(Page and application data records)
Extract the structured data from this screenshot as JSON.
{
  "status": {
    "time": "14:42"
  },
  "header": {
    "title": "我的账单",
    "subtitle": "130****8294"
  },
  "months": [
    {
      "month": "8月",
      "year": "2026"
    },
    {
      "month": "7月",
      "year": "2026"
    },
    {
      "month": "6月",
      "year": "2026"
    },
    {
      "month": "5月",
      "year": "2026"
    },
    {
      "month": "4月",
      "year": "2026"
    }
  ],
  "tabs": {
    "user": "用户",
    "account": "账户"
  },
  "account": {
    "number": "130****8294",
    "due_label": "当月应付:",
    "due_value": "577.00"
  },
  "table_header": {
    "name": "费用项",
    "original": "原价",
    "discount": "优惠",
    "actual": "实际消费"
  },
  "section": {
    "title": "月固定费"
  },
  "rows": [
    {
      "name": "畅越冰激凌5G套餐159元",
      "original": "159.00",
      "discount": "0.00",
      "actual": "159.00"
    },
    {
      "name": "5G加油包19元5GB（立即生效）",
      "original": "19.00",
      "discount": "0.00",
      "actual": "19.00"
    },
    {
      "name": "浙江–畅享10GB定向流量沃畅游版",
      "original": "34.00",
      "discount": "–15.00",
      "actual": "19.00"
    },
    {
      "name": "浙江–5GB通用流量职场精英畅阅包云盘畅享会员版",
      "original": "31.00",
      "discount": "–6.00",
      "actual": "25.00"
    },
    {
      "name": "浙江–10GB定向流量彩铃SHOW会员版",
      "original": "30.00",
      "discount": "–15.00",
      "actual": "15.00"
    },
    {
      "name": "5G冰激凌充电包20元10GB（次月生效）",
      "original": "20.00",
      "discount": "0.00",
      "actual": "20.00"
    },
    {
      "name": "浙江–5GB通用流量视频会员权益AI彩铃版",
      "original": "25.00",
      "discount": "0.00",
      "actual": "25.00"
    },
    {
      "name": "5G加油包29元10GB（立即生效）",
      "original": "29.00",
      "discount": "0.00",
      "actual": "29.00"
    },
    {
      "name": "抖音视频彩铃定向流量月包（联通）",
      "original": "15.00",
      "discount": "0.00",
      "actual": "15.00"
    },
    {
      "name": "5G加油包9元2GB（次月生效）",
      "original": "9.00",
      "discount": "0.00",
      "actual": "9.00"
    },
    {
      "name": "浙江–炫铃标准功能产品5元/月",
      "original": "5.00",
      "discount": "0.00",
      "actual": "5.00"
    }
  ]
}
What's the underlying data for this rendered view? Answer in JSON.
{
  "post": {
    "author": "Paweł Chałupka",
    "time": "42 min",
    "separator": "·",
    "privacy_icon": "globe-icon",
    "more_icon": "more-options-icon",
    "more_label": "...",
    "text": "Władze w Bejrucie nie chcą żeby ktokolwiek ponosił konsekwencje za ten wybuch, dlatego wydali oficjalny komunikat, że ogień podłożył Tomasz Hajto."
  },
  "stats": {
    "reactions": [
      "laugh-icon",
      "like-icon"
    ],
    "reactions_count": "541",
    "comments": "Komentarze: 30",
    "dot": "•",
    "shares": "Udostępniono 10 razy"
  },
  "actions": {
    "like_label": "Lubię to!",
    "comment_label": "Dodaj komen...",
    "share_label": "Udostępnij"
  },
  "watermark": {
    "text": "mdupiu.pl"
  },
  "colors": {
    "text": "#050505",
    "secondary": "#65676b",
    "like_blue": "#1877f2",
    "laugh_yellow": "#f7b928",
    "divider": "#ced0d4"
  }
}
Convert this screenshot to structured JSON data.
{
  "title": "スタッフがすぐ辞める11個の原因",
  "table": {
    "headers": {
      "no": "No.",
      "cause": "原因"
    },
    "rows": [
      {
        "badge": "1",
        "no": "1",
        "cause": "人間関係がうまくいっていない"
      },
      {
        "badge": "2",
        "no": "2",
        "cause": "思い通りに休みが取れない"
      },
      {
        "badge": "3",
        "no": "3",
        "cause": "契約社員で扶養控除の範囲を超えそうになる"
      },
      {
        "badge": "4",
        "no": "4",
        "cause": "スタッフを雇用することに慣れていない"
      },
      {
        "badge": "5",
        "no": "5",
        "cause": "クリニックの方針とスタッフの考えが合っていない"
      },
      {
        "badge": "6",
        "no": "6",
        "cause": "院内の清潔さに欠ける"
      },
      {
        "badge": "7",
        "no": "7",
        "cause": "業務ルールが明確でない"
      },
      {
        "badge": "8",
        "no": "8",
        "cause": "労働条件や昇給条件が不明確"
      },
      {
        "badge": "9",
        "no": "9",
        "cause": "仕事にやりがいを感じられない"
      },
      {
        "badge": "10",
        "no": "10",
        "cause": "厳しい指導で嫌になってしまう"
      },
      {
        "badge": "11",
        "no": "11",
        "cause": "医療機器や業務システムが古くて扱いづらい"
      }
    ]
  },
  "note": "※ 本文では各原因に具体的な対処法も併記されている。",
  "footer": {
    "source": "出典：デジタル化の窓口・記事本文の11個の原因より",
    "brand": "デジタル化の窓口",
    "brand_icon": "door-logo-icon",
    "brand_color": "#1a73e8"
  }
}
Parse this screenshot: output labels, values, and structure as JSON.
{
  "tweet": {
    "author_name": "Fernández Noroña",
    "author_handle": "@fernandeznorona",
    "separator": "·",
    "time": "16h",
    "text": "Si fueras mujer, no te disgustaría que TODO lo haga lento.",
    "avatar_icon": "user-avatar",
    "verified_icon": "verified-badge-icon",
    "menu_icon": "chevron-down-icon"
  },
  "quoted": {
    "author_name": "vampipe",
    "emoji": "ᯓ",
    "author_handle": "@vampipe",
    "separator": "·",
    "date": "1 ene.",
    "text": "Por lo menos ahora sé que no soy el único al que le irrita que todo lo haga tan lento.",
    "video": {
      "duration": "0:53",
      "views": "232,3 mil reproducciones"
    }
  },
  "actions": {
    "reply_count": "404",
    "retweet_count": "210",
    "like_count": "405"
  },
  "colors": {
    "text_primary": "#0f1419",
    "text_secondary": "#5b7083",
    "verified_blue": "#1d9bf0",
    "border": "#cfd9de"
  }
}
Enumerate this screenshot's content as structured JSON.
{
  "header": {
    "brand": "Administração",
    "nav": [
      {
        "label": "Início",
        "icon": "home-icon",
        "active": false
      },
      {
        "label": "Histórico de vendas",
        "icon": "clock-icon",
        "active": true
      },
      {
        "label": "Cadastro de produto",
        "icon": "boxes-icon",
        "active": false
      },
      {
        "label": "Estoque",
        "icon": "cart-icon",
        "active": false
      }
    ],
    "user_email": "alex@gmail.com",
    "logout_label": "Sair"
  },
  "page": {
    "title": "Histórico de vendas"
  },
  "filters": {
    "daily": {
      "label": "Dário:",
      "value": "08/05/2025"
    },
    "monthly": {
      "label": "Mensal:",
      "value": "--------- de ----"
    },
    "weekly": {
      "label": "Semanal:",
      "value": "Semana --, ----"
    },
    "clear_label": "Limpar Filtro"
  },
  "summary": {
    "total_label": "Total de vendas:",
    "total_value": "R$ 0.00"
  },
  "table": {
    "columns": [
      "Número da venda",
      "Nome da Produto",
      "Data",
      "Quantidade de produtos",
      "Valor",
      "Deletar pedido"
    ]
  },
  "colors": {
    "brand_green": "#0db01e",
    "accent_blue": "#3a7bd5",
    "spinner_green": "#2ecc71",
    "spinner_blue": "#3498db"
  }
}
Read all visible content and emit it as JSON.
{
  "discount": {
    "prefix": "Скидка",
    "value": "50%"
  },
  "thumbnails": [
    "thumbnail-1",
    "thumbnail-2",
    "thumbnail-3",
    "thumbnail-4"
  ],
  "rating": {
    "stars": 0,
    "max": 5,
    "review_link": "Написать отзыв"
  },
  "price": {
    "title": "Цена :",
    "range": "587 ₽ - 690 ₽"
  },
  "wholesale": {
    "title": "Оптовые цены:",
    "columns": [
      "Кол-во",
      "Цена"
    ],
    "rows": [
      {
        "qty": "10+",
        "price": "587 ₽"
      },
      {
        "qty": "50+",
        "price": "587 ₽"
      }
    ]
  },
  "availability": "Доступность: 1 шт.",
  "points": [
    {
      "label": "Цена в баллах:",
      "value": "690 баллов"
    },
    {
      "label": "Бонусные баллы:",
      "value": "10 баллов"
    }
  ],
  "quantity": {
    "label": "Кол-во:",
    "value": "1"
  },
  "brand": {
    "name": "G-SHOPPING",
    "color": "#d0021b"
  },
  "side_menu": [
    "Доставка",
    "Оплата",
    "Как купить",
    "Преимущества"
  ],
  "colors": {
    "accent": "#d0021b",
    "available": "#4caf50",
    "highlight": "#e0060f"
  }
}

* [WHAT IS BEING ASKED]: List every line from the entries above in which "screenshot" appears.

* [TASK SOLUTION]:
Extract the structured data from this screenshot as JSON.
Convert this screenshot to structured JSON data.
Parse this screenshot: output labels, values, and structure as JSON.
Enumerate this screenshot's content as structured JSON.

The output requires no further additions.